TASK ITEM. Copy every line of the entries that has the string "this" in it.

DATA PROVIDED.
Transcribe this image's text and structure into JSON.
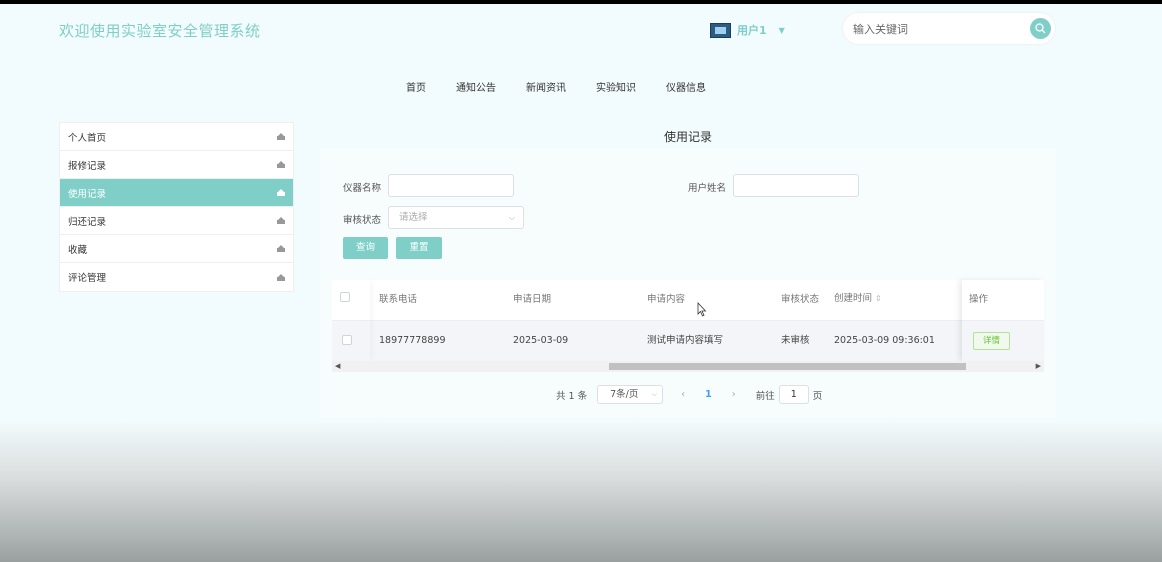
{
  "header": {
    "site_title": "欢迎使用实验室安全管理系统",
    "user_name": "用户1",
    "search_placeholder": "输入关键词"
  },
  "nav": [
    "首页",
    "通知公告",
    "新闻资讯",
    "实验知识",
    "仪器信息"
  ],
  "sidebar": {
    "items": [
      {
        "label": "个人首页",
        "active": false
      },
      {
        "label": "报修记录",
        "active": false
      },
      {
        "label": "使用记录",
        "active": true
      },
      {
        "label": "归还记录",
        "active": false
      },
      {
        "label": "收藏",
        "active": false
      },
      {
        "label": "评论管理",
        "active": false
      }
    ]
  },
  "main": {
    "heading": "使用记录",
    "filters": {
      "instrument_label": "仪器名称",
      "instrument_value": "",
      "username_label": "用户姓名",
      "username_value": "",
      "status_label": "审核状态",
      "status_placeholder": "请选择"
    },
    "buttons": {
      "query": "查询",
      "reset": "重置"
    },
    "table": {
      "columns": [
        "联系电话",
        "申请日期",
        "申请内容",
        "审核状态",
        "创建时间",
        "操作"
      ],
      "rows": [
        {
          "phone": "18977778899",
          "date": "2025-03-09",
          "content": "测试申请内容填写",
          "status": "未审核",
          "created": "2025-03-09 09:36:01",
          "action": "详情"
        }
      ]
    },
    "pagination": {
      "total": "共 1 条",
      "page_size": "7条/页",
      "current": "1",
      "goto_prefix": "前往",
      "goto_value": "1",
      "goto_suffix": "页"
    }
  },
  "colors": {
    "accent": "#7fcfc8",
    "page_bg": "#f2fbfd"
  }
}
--
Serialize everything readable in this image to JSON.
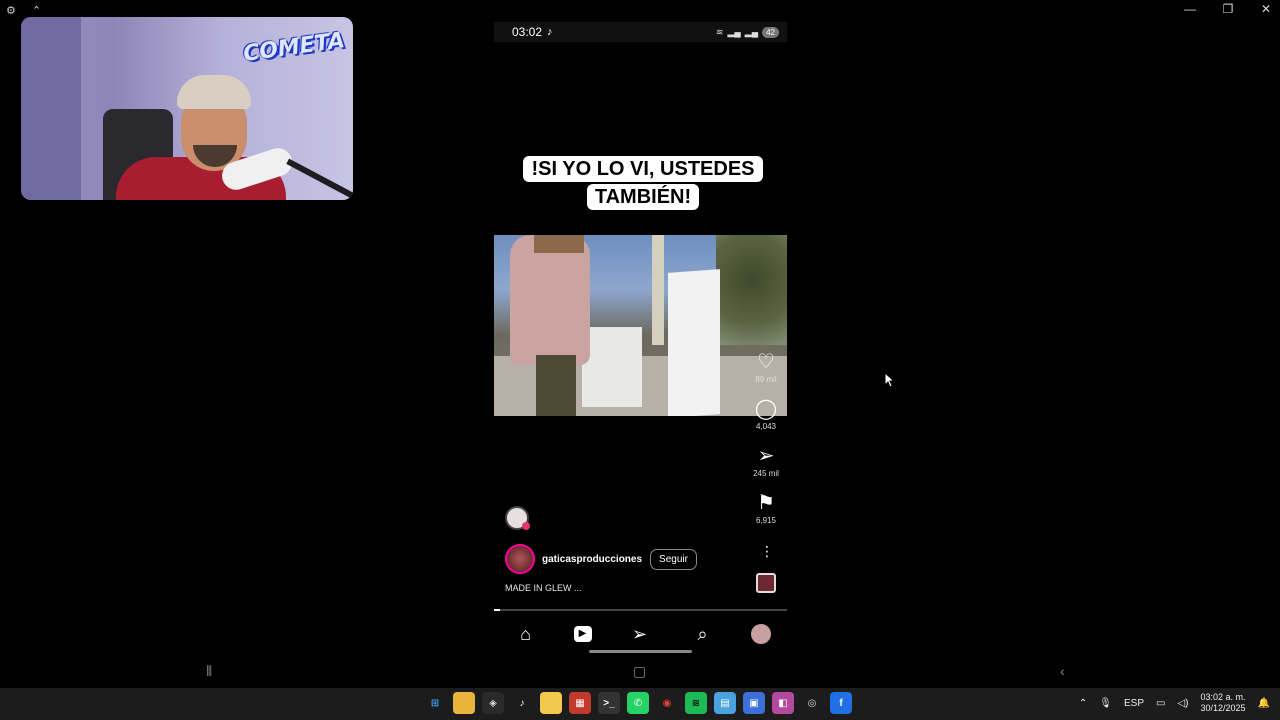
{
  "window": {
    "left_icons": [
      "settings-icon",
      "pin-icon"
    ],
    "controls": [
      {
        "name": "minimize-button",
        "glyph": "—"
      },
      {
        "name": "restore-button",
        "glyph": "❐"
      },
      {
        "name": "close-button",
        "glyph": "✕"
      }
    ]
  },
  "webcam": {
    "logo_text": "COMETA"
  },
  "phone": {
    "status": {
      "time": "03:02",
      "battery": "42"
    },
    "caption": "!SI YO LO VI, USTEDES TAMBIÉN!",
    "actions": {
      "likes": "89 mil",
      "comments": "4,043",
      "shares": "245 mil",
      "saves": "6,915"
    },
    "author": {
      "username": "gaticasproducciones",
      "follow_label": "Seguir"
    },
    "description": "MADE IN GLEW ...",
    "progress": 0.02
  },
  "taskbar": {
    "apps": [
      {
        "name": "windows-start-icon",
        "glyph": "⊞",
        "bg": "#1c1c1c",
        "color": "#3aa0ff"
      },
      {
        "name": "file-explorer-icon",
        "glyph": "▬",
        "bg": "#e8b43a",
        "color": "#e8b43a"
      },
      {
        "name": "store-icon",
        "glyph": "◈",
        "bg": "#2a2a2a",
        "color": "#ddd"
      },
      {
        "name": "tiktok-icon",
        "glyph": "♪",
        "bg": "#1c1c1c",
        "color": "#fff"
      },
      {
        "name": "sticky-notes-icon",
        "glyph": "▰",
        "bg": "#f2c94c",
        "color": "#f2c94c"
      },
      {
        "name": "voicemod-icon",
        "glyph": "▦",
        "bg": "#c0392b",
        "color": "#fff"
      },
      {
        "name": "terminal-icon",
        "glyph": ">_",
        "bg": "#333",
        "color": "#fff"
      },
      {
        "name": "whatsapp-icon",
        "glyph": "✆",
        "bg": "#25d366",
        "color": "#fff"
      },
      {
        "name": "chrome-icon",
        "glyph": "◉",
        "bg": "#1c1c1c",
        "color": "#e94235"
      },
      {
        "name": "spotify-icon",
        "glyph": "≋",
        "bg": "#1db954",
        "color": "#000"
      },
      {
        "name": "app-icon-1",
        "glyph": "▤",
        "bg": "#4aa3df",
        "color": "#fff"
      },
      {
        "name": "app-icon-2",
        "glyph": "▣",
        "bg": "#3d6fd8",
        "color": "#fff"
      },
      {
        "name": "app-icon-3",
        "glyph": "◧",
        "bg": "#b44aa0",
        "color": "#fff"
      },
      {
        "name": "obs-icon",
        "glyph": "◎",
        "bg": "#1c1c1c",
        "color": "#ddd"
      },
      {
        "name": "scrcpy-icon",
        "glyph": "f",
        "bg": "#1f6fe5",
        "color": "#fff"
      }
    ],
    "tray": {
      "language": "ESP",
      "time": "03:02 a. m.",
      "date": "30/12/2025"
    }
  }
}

EXERCISE OUTPUT.
Transcribe this image's text and structure into JSON.
Serialize everything readable in this image to JSON.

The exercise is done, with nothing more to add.